TASK GOAL = Your copy of the listing must be exact and must hold no images.

DATA UNDER STUDY =
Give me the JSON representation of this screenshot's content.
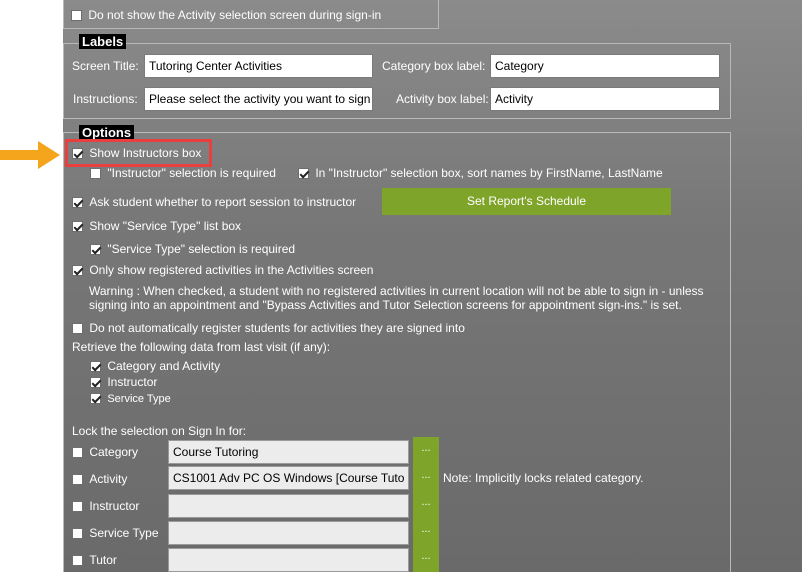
{
  "top_option": {
    "label": "Do not show the Activity selection screen during sign-in",
    "checked": false
  },
  "labels_section": {
    "legend": "Labels",
    "screen_title_label": "Screen Title:",
    "screen_title_value": "Tutoring Center Activities",
    "instructions_label": "Instructions:",
    "instructions_value": "Please select the activity you want to sign",
    "category_box_label": "Category box label:",
    "category_box_value": "Category",
    "activity_box_label": "Activity box label:",
    "activity_box_value": "Activity"
  },
  "options_section": {
    "legend": "Options",
    "show_instructors": {
      "label": "Show Instructors box",
      "checked": true
    },
    "instructor_required": {
      "label": "\"Instructor\" selection is required",
      "checked": false
    },
    "instructor_sort": {
      "label": "In \"Instructor\" selection box, sort names by FirstName, LastName",
      "checked": true
    },
    "ask_report": {
      "label": "Ask student whether to report session to instructor",
      "checked": true
    },
    "set_schedule_button": "Set Report's Schedule",
    "show_service_type": {
      "label": "Show \"Service Type\" list box",
      "checked": true
    },
    "service_type_required": {
      "label": "\"Service Type\" selection is required",
      "checked": true
    },
    "only_registered": {
      "label": "Only show registered activities in the Activities screen",
      "checked": true
    },
    "warning_line1": "Warning : When checked, a student with no registered activities in current location will not be able to sign in - unless",
    "warning_line2": "signing into an appointment and \"Bypass Activities and Tutor Selection screens for appointment sign-ins.\" is set.",
    "no_auto_register": {
      "label": "Do not automatically register students for activities they are signed into",
      "checked": false
    },
    "retrieve_label": "Retrieve the following data from last visit (if any):",
    "retrieve_category_activity": {
      "label": "Category and Activity",
      "checked": true
    },
    "retrieve_instructor": {
      "label": "Instructor",
      "checked": true
    },
    "retrieve_service_type": {
      "label": "Service Type",
      "checked": true
    },
    "lock_label": "Lock the selection on Sign In for:",
    "lock_rows": [
      {
        "label": "Category",
        "value": "Course Tutoring",
        "checked": false
      },
      {
        "label": "Activity",
        "value": "CS1001 Adv PC OS Windows [Course Tuto",
        "checked": false
      },
      {
        "label": "Instructor",
        "value": "",
        "checked": false
      },
      {
        "label": "Service Type",
        "value": "",
        "checked": false
      },
      {
        "label": "Tutor",
        "value": "",
        "checked": false
      }
    ],
    "ellipsis": "...",
    "activity_note": "Note: Implicitly locks related category."
  },
  "colors": {
    "accent_green": "#7fa42a",
    "highlight_red": "#e8403f",
    "arrow_orange": "#f4a51c"
  }
}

SOLUTION TO THIS EXERCISE =
Give me the JSON representation of this screenshot's content.
{
  "top_option": {
    "label": "Do not show the Activity selection screen during sign-in",
    "checked": false
  },
  "labels_section": {
    "legend": "Labels",
    "screen_title_label": "Screen Title:",
    "screen_title_value": "Tutoring Center Activities",
    "instructions_label": "Instructions:",
    "instructions_value": "Please select the activity you want to sign",
    "category_box_label": "Category box label:",
    "category_box_value": "Category",
    "activity_box_label": "Activity box label:",
    "activity_box_value": "Activity"
  },
  "options_section": {
    "legend": "Options",
    "show_instructors": {
      "label": "Show Instructors box",
      "checked": true
    },
    "instructor_required": {
      "label": "\"Instructor\" selection is required",
      "checked": false
    },
    "instructor_sort": {
      "label": "In \"Instructor\" selection box, sort names by FirstName, LastName",
      "checked": true
    },
    "ask_report": {
      "label": "Ask student whether to report session to instructor",
      "checked": true
    },
    "set_schedule_button": "Set Report's Schedule",
    "show_service_type": {
      "label": "Show \"Service Type\" list box",
      "checked": true
    },
    "service_type_required": {
      "label": "\"Service Type\" selection is required",
      "checked": true
    },
    "only_registered": {
      "label": "Only show registered activities in the Activities screen",
      "checked": true
    },
    "warning_line1": "Warning : When checked, a student with no registered activities in current location will not be able to sign in - unless",
    "warning_line2": "signing into an appointment and \"Bypass Activities and Tutor Selection screens for appointment sign-ins.\" is set.",
    "no_auto_register": {
      "label": "Do not automatically register students for activities they are signed into",
      "checked": false
    },
    "retrieve_label": "Retrieve the following data from last visit (if any):",
    "retrieve_category_activity": {
      "label": "Category and Activity",
      "checked": true
    },
    "retrieve_instructor": {
      "label": "Instructor",
      "checked": true
    },
    "retrieve_service_type": {
      "label": "Service Type",
      "checked": true
    },
    "lock_label": "Lock the selection on Sign In for:",
    "lock_rows": [
      {
        "label": "Category",
        "value": "Course Tutoring",
        "checked": false
      },
      {
        "label": "Activity",
        "value": "CS1001 Adv PC OS Windows [Course Tuto",
        "checked": false
      },
      {
        "label": "Instructor",
        "value": "",
        "checked": false
      },
      {
        "label": "Service Type",
        "value": "",
        "checked": false
      },
      {
        "label": "Tutor",
        "value": "",
        "checked": false
      }
    ],
    "ellipsis": "...",
    "activity_note": "Note: Implicitly locks related category."
  },
  "colors": {
    "accent_green": "#7fa42a",
    "highlight_red": "#e8403f",
    "arrow_orange": "#f4a51c"
  }
}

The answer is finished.